When she was just 19, Auckland singer Esme Stephens performed in her home town with one of the greatest bands of the jazz era.
In 1943, as part of the “American invasion” of US troops on their way to fight in the Pacific, swing star Artie Shaw visited in New Zealand with his US Navy band. He had hand-picked the musicians from his jazz peers who had been called up or volunteered. Shaw and his uniformed cohorts arrived in New Zealand fatigued and disgruntled after months of playing jazz in hot, sticky, hazardous war zones. On the morning of 1 August, during a rehearsal for a concert that night at the St James Theatre on Queen Street, it was suggested that perhaps the band should have a female vocalist perform on a couple of numbers.
Shaw’s reaction was, “Yeah, okay, whatever,” and on the recommendation of a local radio producer, Stephens was given a call. That night, after two of his musicians had quickly written arrangements, Stephens sang ‘White Christmas’ and ‘This Love Of Mine’ with the band while Shaw, a virtuoso clarinettist, took a break. Luckily her performance was recorded, and it still exists on an acetate in the Alexander Turnbull Library.
She performed with most of the top bands in Auckland, when clubs all over the city were heaving with people.
Stephens had been singing since she was a child, accompanying herself on the piano. In 1941, when she was 17, she auditioned to appear with Theo Walters’ band in its regular 1ZB radio show. She performed with most of the top bands in Auckland, when clubs all over the city were heaving with people desperate for entertainment and company in the early stages of World War II. Among the band leaders were Len Hawkins, Chips Healy, Fred Gore, Art Rosoman, and her future husband, Dale Alderton. Stephens described herself as “strictly a commercial singer” and “a nervous one at that”. Perhaps because of her modesty, said the NZ Listener, “ … her warm love of singing comes through very satisfactorily and makes the customers feel warm, too.”
In the immediate years after the war, she remained busy singing regularly in nightclubs such as the Civic Wintergarden and the Peter Pan Ballroom, and on radio. In 1949, she was the vocalist on the first pop disc recorded by HMV in New Zealand, ‘You Can In Yucatan’. This spirited, Latin-flavoured song was credited to Wally Ransom’s Rhumba Band, which included players such as trumpeter Jim Warren and pianist Nancy Harrie. Ransom was an expatriate English drummer who became a key figure in post-war New Zealand music, as a musician, jovial radio MC, and song publisher.
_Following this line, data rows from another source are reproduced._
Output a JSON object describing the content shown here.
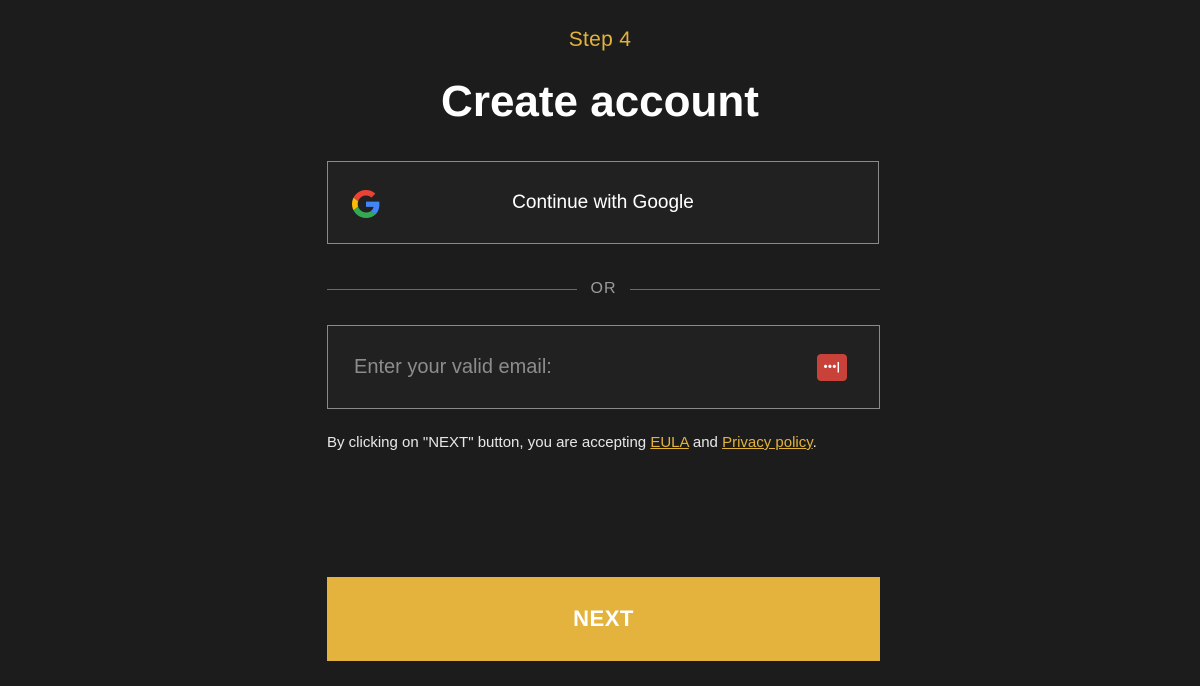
{
  "header": {
    "step": "Step 4",
    "title": "Create account"
  },
  "google_button": {
    "label": "Continue with Google",
    "icon": "google-g-icon"
  },
  "divider": {
    "label": "OR"
  },
  "email": {
    "value": "",
    "placeholder": "Enter your valid email:",
    "password_manager_icon": "password-manager-icon"
  },
  "terms": {
    "prefix": "By clicking on \"NEXT\" button, you are accepting ",
    "eula_label": "EULA",
    "conjunction": " and ",
    "privacy_label": "Privacy policy",
    "suffix": "."
  },
  "next_button": {
    "label": "NEXT"
  },
  "colors": {
    "background": "#1c1c1c",
    "accent": "#e3b23c",
    "field_border": "#8a8a8a",
    "password_icon": "#c8423a"
  }
}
Her two biggest hits were covers of ‘Mixed Emotions’ and ‘Between Two Trees’, the latter being New Zealand’s first multi-track recording.
In the early 1950s, Stephens made over a dozen 78rpm discs, which were recorded and released by Eldred Stebbing; multi-instrumentalist Julian Lee was often the producer. Her two biggest hits were covers of ‘Mixed Emotions’ and ‘Between Two Trees’, the latter being New Zealand’s first multi-track recording. It sold over 7000 copies in 1951 and was often featured on radio in preference to the original US version. In 1952 Zodiac released ‘Promises’, a duet with the other leading vocalist of the era, Mavis Rivers.
Stephens’ biggest seller was ‘Mockin’ Bird Hill’, recorded as part of a popular vocal trio, the Duplicats. This group, which also featured Dale Alderton, Ena Allen and pianist John Thomson, modernised pre-war pop songs, often in the humorous style of Spike Jones. But Stephens’ own tastes were towards sophisticated standards such as ‘In The Cool, Cool, Cool Of The Evening’ and ‘Lullaby Of Birdland’.
Stephens often performed with her husband Dale Alderton, a trombonist who had many stints leading the jazz band on live broadcasts at Auckland’s 1ZB Radio Theatre. Alderton described her to me as, “A romantic singer. She liked Rosemary Clooney and Ella Fitzgerald of course, all those marvellous singers – it was part of her in-built repertoire. One of her great delights was [in 1956] when we attended an Ella Fitzgerald session in a nightclub in LA, and the crowd was a bit noisy, and Ella said, ‘Now look, you’ve made me forget the words’. Esme said, ‘I know just how she feels.’.”
Stephens died suddenly in 1992, aged 68, within a week of her 1950s contemporary, Mavis Rivers. After the age of 40, she had rarely performed in concert, though there was a brief stint singing in a pizza parlour; she didn’t mind who the audience was, as long as she could sing. When she died, her daughter, Candy Alderton – who also became a professional singer – said her mother was popular “because it was just a true, clear voice – in the style of Ella Fitzgerald.”